Drug addiction may be regarded as a “disease of the brain reward system, “with dopamine implicated as the main neurotransmitter involved in the process.1 Addictive drugs “exhibit a wide range of structures and actions, but the unifying principle appears to be that they each acutely enhance striatal dopamine neurotransmission by means that dissociate it from normal drive by environmental cues.”2 Drug self-administration is done to keep nucleus accumbens dopamine within a specific elevated range so as to maintain a desired hedonic level.3

It has been proposed that the dopamine release, particularly in the nucleus accumbens, signals the salience of the stimulus to the individual and underlies the alcohol-seeking compulsion.4 Human beings vary greatly in their dopamine response to alcohol; this variation is related to genetic susceptibility for alcoholism, which contributes to more than half of alcoholism risk.5

Ethanol in alcohol provides the pharmacologic mechanism of dopamine release6—an effect that can be achieved through many forms of ethanol administration. Prior studies of oral alcohol suggest that striatal DA may be released as a function of the pharmacologic effects of alcohol.7

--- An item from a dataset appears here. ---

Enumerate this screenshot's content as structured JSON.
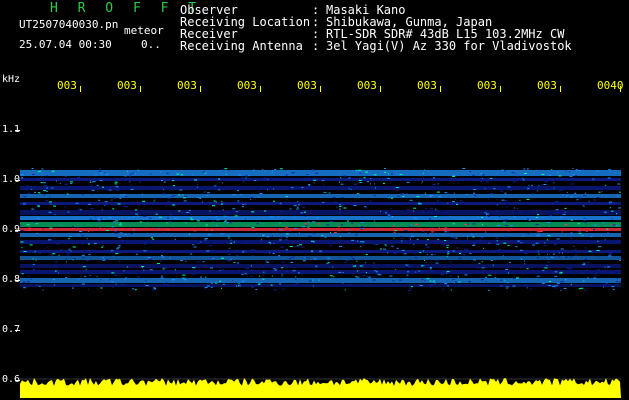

However, non-biochemically mediated alcohol-associated cues are also known to provoke striatal DA transmission, a phenomenon linked to the motivated behaviors associated with addiction.7 For example, alcohol-conditioned cues can independently provoke ventral striatal dopamine response in animals, which are reflective of motivated behavior and alcohol seeking.8 These cues may be separate from the biochemical mechanism of ethanol.